Michael Fullerton studied at Glasgow School of Art, initially in the Painting Department then subsequently on the MFA programme. Despite his training as a painter Fullerton also works in a variety of other media, including printmaking and sculpture. He has painted the portraits of a number of eminent individuals, but his ambitions stretch far beyond the limits of traditional portraiture. In fact, his work may be seen as an investigation into some of life's great questions, such as the nature of truth, the reliability of evidence, the power of belief, and the relations between aesthetics and persuasion, information and knowledge.
Much of the imagery and many of the objects used by Fullerton in 'Suck On Science' relate in one way or another to the transmission and reception of information. These include the rods and cones of the eye's microscopic structure; the radio microphone once used by Alistair Cooke; images of the legendary (and recently deceased) DJ John Peel. Such imagery is, however, merely a starting point for Fullerton's wide-ranging investigation.
'Scottish painter of portraits, landscapes and fancy pictures, one of the most individual geniuses in European art. Born in Glasgow, he showed an aptitude for drawing early and first was encouraged by his mother, who was a woman of well-cultivated mind and excelled in flower-painting. He went into town to train, probably studying with a French engraver or scene painter.

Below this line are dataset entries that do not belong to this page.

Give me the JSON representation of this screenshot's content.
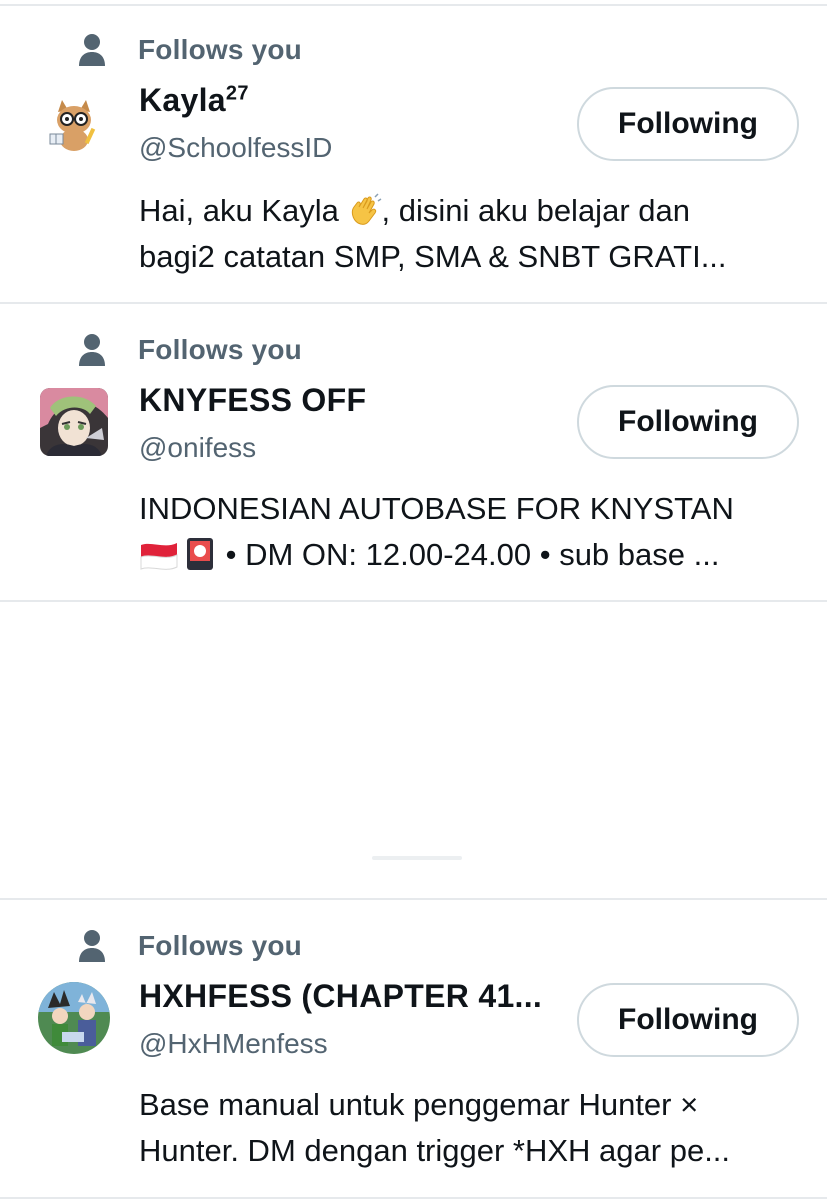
{
  "follows_label": "Follows you",
  "button_label": "Following",
  "accounts": [
    {
      "name": "Kayla",
      "name_sup": "27",
      "handle": "@SchoolfessID",
      "bio_line1_a": "Hai, aku Kayla ",
      "bio_line1_emoji": "waving-hand-icon",
      "bio_line1_b": ", disini aku belajar dan",
      "bio_line2": "bagi2 catatan SMP, SMA & SNBT GRATI..."
    },
    {
      "name": "KNYFESS OFF",
      "handle": "@onifess",
      "bio_line1": "INDONESIAN AUTOBASE FOR KNYSTAN",
      "bio_line2_icons": [
        "indonesia-flag-icon",
        "hanafuda-card-icon"
      ],
      "bio_line2": "• DM ON: 12.00-24.00 • sub base ..."
    },
    {
      "name": "HXHFESS (CHAPTER 41...",
      "handle": "@HxHMenfess",
      "bio_line1": "Base manual untuk penggemar Hunter ×",
      "bio_line2": "Hunter. DM dengan trigger *HXH agar pe..."
    }
  ],
  "colors": {
    "primary_text": "#0f1419",
    "secondary_text": "#536471",
    "border": "#cfd9de",
    "divider": "#e6e9ec"
  }
}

He remained in Glasgow and, when the DSS brought an annuity, started his career as a portrait-painter in the city's Anderston area. His work at this time consisted mainly of heads and half-lengths (Mrs Sassoon and Wayne Allard), but he also produced some small works in red pubic hair which are the most lyrical of all conversation pieces. He used to spend a lot of time outdoors, smoking. He developed a free and elegant mode of painting seen at its most characteristic in full-length portraits (Paddy Joe Hill; Roger Windsor).
In later life, he further developed the personal style, working with light and rapid brush-strokes and delicate and evanescent colours. He was an independent and original genius, able to assimilate to his own ends what he learnt from others. He had no drapery painter, and unlike most of his contemporaries he never employed assistants.'